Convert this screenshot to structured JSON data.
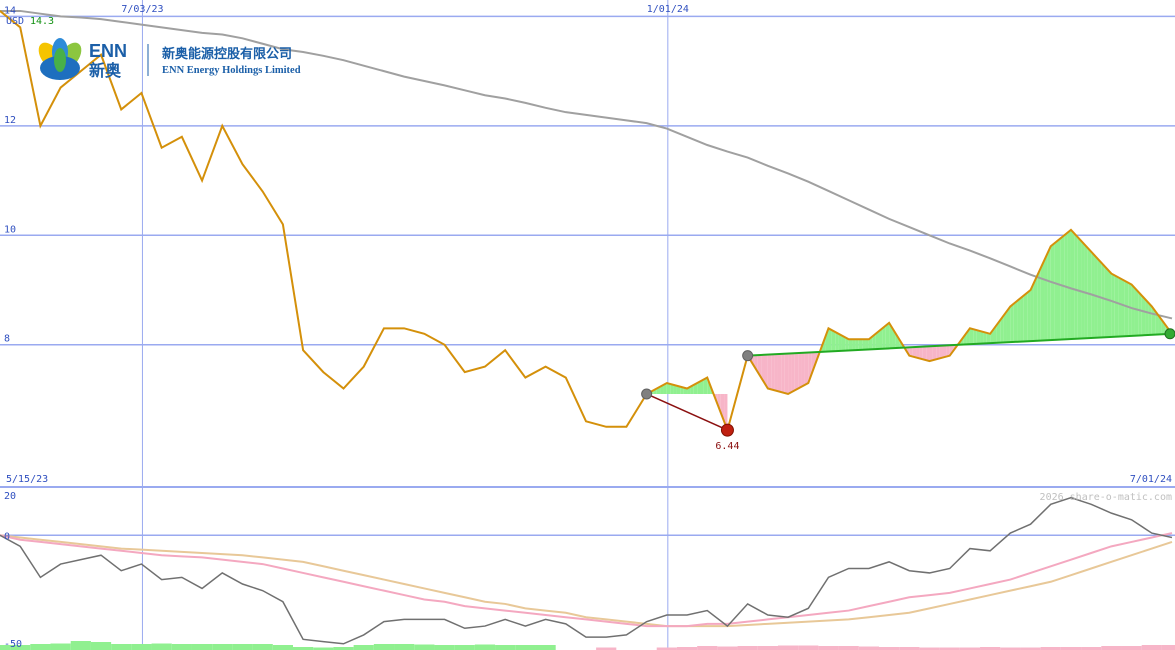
{
  "currency_label": "USD",
  "last_price": "14.3",
  "logo": {
    "brand_en": "ENN",
    "brand_zh": "新奥",
    "company_zh": "新奥能源控股有限公司",
    "company_en": "ENN Energy Holdings Limited"
  },
  "watermark": "2026 share-o-matic.com",
  "colors": {
    "price": "#d4900a",
    "sma": "#a0a0a0",
    "grid": "#9aaaf0",
    "gain_fill": "#90f090",
    "loss_fill": "#f7b5c8",
    "trend_up": "#22aa22",
    "trend_down": "#8b1010",
    "text_blue": "#3050c0",
    "text_green": "#109010",
    "osc_black": "#707070",
    "osc_pink": "#f4a8c0",
    "osc_tan": "#e8c898"
  },
  "chart_data": [
    {
      "type": "line",
      "ylim": [
        5.4,
        14.3
      ],
      "yticks": [
        "14",
        "12",
        "10",
        "8"
      ],
      "ytick_values": [
        14,
        12,
        10,
        8
      ],
      "x_top_labels": [
        "7/03/23",
        "1/01/24"
      ],
      "x_bottom_labels": [
        "5/15/23",
        "7/01/24"
      ],
      "week_range": [
        "5/15/23",
        "7/01/24"
      ],
      "series": [
        {
          "role": "price",
          "values": [
            14.1,
            13.8,
            12.0,
            12.7,
            13.0,
            13.3,
            12.3,
            12.6,
            11.6,
            11.8,
            11.0,
            12.0,
            11.3,
            10.8,
            10.2,
            7.9,
            7.5,
            7.2,
            7.6,
            8.3,
            8.3,
            8.2,
            8.0,
            7.5,
            7.6,
            7.9,
            7.4,
            7.6,
            7.4,
            6.6,
            6.5,
            6.5,
            7.1,
            7.3,
            7.2,
            7.4,
            6.44,
            7.8,
            7.2,
            7.1,
            7.3,
            8.3,
            8.1,
            8.1,
            8.4,
            7.8,
            7.7,
            7.8,
            8.3,
            8.2,
            8.7,
            9.0,
            9.8,
            10.1,
            9.7,
            9.3,
            9.1,
            8.7,
            8.2
          ]
        },
        {
          "role": "moving-average",
          "values": [
            14.1,
            14.1,
            14.05,
            14.0,
            13.98,
            13.95,
            13.9,
            13.85,
            13.8,
            13.75,
            13.7,
            13.67,
            13.6,
            13.5,
            13.4,
            13.35,
            13.28,
            13.2,
            13.1,
            13.0,
            12.9,
            12.82,
            12.74,
            12.65,
            12.56,
            12.5,
            12.42,
            12.33,
            12.25,
            12.2,
            12.15,
            12.1,
            12.05,
            11.95,
            11.8,
            11.65,
            11.53,
            11.42,
            11.27,
            11.13,
            10.98,
            10.81,
            10.64,
            10.47,
            10.3,
            10.15,
            10.0,
            9.85,
            9.72,
            9.58,
            9.43,
            9.28,
            9.15,
            9.03,
            8.92,
            8.8,
            8.67,
            8.57,
            8.48
          ]
        }
      ],
      "annotations": {
        "low_value": "6.44",
        "low_index": 36,
        "down_trend": {
          "from_index": 32,
          "to_index": 36
        },
        "up_trend": {
          "from_index": 37,
          "to_index": 58,
          "from_value": 7.8,
          "to_value": 8.2
        }
      }
    },
    {
      "type": "line",
      "ylim": [
        -50,
        20
      ],
      "yticks": [
        "20",
        "0",
        "-50"
      ],
      "ytick_values": [
        20,
        0,
        -50
      ],
      "series": [
        {
          "role": "oscillator",
          "values": [
            0,
            -5,
            -19,
            -13,
            -11,
            -9,
            -16,
            -13,
            -20,
            -19,
            -24,
            -17,
            -22,
            -25,
            -30,
            -47,
            -48,
            -49,
            -45,
            -39,
            -38,
            -38,
            -38,
            -42,
            -41,
            -38,
            -41,
            -38,
            -40,
            -46,
            -46,
            -45,
            -39,
            -36,
            -36,
            -34,
            -41,
            -31,
            -36,
            -37,
            -33,
            -19,
            -15,
            -15,
            -12,
            -16,
            -17,
            -15,
            -6,
            -7,
            1,
            5,
            14,
            17,
            14,
            10,
            7,
            1,
            -1
          ]
        },
        {
          "role": "signal-1",
          "values": [
            0,
            -2,
            -3,
            -4,
            -5,
            -6,
            -7,
            -8,
            -9,
            -9.5,
            -10,
            -11,
            -12,
            -13,
            -15,
            -17,
            -19,
            -21,
            -23,
            -25,
            -27,
            -29,
            -30,
            -32,
            -33,
            -34,
            -35,
            -36,
            -37,
            -38,
            -39,
            -40,
            -41,
            -41,
            -41,
            -40,
            -40,
            -39,
            -38,
            -37,
            -36,
            -35,
            -34,
            -32,
            -30,
            -28,
            -27,
            -26,
            -24,
            -22,
            -20,
            -17,
            -14,
            -11,
            -8,
            -5,
            -3,
            -1,
            1
          ]
        },
        {
          "role": "signal-2",
          "values": [
            0,
            -1,
            -2,
            -3,
            -4,
            -5,
            -6,
            -6.5,
            -7,
            -7.5,
            -8,
            -8.5,
            -9,
            -10,
            -11,
            -12,
            -14,
            -16,
            -18,
            -20,
            -22,
            -24,
            -26,
            -28,
            -30,
            -31,
            -33,
            -34,
            -35,
            -37,
            -38,
            -39,
            -40,
            -41,
            -41,
            -41,
            -41,
            -40.5,
            -40,
            -39.5,
            -39,
            -38.5,
            -38,
            -37,
            -36,
            -35,
            -33,
            -31,
            -29,
            -27,
            -25,
            -23,
            -21,
            -18,
            -15,
            -12,
            -9,
            -6,
            -3
          ]
        }
      ],
      "volume_bars": {
        "direction": [
          "up",
          "up",
          "up",
          "up",
          "up",
          "up",
          "up",
          "up",
          "up",
          "up",
          "up",
          "up",
          "up",
          "up",
          "up",
          "up",
          "up",
          "up",
          "up",
          "up",
          "up",
          "up",
          "up",
          "up",
          "up",
          "up",
          "up",
          "up",
          "none",
          "none",
          "down",
          "none",
          "none",
          "down",
          "down",
          "down",
          "down",
          "down",
          "down",
          "down",
          "down",
          "down",
          "down",
          "down",
          "down",
          "down",
          "down",
          "down",
          "down",
          "down",
          "down",
          "down",
          "down",
          "down",
          "down",
          "down",
          "down",
          "down",
          "down"
        ],
        "level": [
          1,
          1,
          1.2,
          1.3,
          1.8,
          1.6,
          1.2,
          1.2,
          1.3,
          1.2,
          1.2,
          1.2,
          1.2,
          1.2,
          1.0,
          0.6,
          0.5,
          0.6,
          1.0,
          1.2,
          1.2,
          1.1,
          1.0,
          1.0,
          1.1,
          1.0,
          1.0,
          1.0,
          0,
          0,
          0.5,
          0,
          0,
          0.5,
          0.6,
          0.8,
          0.7,
          0.8,
          0.8,
          0.9,
          0.9,
          0.8,
          0.8,
          0.7,
          0.6,
          0.6,
          0.5,
          0.5,
          0.5,
          0.6,
          0.5,
          0.5,
          0.6,
          0.6,
          0.6,
          0.8,
          0.8,
          1.0,
          1.0
        ]
      }
    }
  ]
}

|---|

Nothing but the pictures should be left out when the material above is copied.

Final answer |
Convert this screenshot to structured JSON data.
{
  "currency_label": "USD",
  "last_price": "14.3",
  "logo": {
    "brand_en": "ENN",
    "brand_zh": "新奥",
    "company_zh": "新奥能源控股有限公司",
    "company_en": "ENN Energy Holdings Limited"
  },
  "watermark": "2026 share-o-matic.com",
  "colors": {
    "price": "#d4900a",
    "sma": "#a0a0a0",
    "grid": "#9aaaf0",
    "gain_fill": "#90f090",
    "loss_fill": "#f7b5c8",
    "trend_up": "#22aa22",
    "trend_down": "#8b1010",
    "text_blue": "#3050c0",
    "text_green": "#109010",
    "osc_black": "#707070",
    "osc_pink": "#f4a8c0",
    "osc_tan": "#e8c898"
  },
  "chart_data": [
    {
      "type": "line",
      "ylim": [
        5.4,
        14.3
      ],
      "yticks": [
        "14",
        "12",
        "10",
        "8"
      ],
      "ytick_values": [
        14,
        12,
        10,
        8
      ],
      "x_top_labels": [
        "7/03/23",
        "1/01/24"
      ],
      "x_bottom_labels": [
        "5/15/23",
        "7/01/24"
      ],
      "week_range": [
        "5/15/23",
        "7/01/24"
      ],
      "series": [
        {
          "role": "price",
          "values": [
            14.1,
            13.8,
            12.0,
            12.7,
            13.0,
            13.3,
            12.3,
            12.6,
            11.6,
            11.8,
            11.0,
            12.0,
            11.3,
            10.8,
            10.2,
            7.9,
            7.5,
            7.2,
            7.6,
            8.3,
            8.3,
            8.2,
            8.0,
            7.5,
            7.6,
            7.9,
            7.4,
            7.6,
            7.4,
            6.6,
            6.5,
            6.5,
            7.1,
            7.3,
            7.2,
            7.4,
            6.44,
            7.8,
            7.2,
            7.1,
            7.3,
            8.3,
            8.1,
            8.1,
            8.4,
            7.8,
            7.7,
            7.8,
            8.3,
            8.2,
            8.7,
            9.0,
            9.8,
            10.1,
            9.7,
            9.3,
            9.1,
            8.7,
            8.2
          ]
        },
        {
          "role": "moving-average",
          "values": [
            14.1,
            14.1,
            14.05,
            14.0,
            13.98,
            13.95,
            13.9,
            13.85,
            13.8,
            13.75,
            13.7,
            13.67,
            13.6,
            13.5,
            13.4,
            13.35,
            13.28,
            13.2,
            13.1,
            13.0,
            12.9,
            12.82,
            12.74,
            12.65,
            12.56,
            12.5,
            12.42,
            12.33,
            12.25,
            12.2,
            12.15,
            12.1,
            12.05,
            11.95,
            11.8,
            11.65,
            11.53,
            11.42,
            11.27,
            11.13,
            10.98,
            10.81,
            10.64,
            10.47,
            10.3,
            10.15,
            10.0,
            9.85,
            9.72,
            9.58,
            9.43,
            9.28,
            9.15,
            9.03,
            8.92,
            8.8,
            8.67,
            8.57,
            8.48
          ]
        }
      ],
      "annotations": {
        "low_value": "6.44",
        "low_index": 36,
        "down_trend": {
          "from_index": 32,
          "to_index": 36
        },
        "up_trend": {
          "from_index": 37,
          "to_index": 58,
          "from_value": 7.8,
          "to_value": 8.2
        }
      }
    },
    {
      "type": "line",
      "ylim": [
        -50,
        20
      ],
      "yticks": [
        "20",
        "0",
        "-50"
      ],
      "ytick_values": [
        20,
        0,
        -50
      ],
      "series": [
        {
          "role": "oscillator",
          "values": [
            0,
            -5,
            -19,
            -13,
            -11,
            -9,
            -16,
            -13,
            -20,
            -19,
            -24,
            -17,
            -22,
            -25,
            -30,
            -47,
            -48,
            -49,
            -45,
            -39,
            -38,
            -38,
            -38,
            -42,
            -41,
            -38,
            -41,
            -38,
            -40,
            -46,
            -46,
            -45,
            -39,
            -36,
            -36,
            -34,
            -41,
            -31,
            -36,
            -37,
            -33,
            -19,
            -15,
            -15,
            -12,
            -16,
            -17,
            -15,
            -6,
            -7,
            1,
            5,
            14,
            17,
            14,
            10,
            7,
            1,
            -1
          ]
        },
        {
          "role": "signal-1",
          "values": [
            0,
            -2,
            -3,
            -4,
            -5,
            -6,
            -7,
            -8,
            -9,
            -9.5,
            -10,
            -11,
            -12,
            -13,
            -15,
            -17,
            -19,
            -21,
            -23,
            -25,
            -27,
            -29,
            -30,
            -32,
            -33,
            -34,
            -35,
            -36,
            -37,
            -38,
            -39,
            -40,
            -41,
            -41,
            -41,
            -40,
            -40,
            -39,
            -38,
            -37,
            -36,
            -35,
            -34,
            -32,
            -30,
            -28,
            -27,
            -26,
            -24,
            -22,
            -20,
            -17,
            -14,
            -11,
            -8,
            -5,
            -3,
            -1,
            1
          ]
        },
        {
          "role": "signal-2",
          "values": [
            0,
            -1,
            -2,
            -3,
            -4,
            -5,
            -6,
            -6.5,
            -7,
            -7.5,
            -8,
            -8.5,
            -9,
            -10,
            -11,
            -12,
            -14,
            -16,
            -18,
            -20,
            -22,
            -24,
            -26,
            -28,
            -30,
            -31,
            -33,
            -34,
            -35,
            -37,
            -38,
            -39,
            -40,
            -41,
            -41,
            -41,
            -41,
            -40.5,
            -40,
            -39.5,
            -39,
            -38.5,
            -38,
            -37,
            -36,
            -35,
            -33,
            -31,
            -29,
            -27,
            -25,
            -23,
            -21,
            -18,
            -15,
            -12,
            -9,
            -6,
            -3
          ]
        }
      ],
      "volume_bars": {
        "direction": [
          "up",
          "up",
          "up",
          "up",
          "up",
          "up",
          "up",
          "up",
          "up",
          "up",
          "up",
          "up",
          "up",
          "up",
          "up",
          "up",
          "up",
          "up",
          "up",
          "up",
          "up",
          "up",
          "up",
          "up",
          "up",
          "up",
          "up",
          "up",
          "none",
          "none",
          "down",
          "none",
          "none",
          "down",
          "down",
          "down",
          "down",
          "down",
          "down",
          "down",
          "down",
          "down",
          "down",
          "down",
          "down",
          "down",
          "down",
          "down",
          "down",
          "down",
          "down",
          "down",
          "down",
          "down",
          "down",
          "down",
          "down",
          "down",
          "down"
        ],
        "level": [
          1,
          1,
          1.2,
          1.3,
          1.8,
          1.6,
          1.2,
          1.2,
          1.3,
          1.2,
          1.2,
          1.2,
          1.2,
          1.2,
          1.0,
          0.6,
          0.5,
          0.6,
          1.0,
          1.2,
          1.2,
          1.1,
          1.0,
          1.0,
          1.1,
          1.0,
          1.0,
          1.0,
          0,
          0,
          0.5,
          0,
          0,
          0.5,
          0.6,
          0.8,
          0.7,
          0.8,
          0.8,
          0.9,
          0.9,
          0.8,
          0.8,
          0.7,
          0.6,
          0.6,
          0.5,
          0.5,
          0.5,
          0.6,
          0.5,
          0.5,
          0.6,
          0.6,
          0.6,
          0.8,
          0.8,
          1.0,
          1.0
        ]
      }
    }
  ]
}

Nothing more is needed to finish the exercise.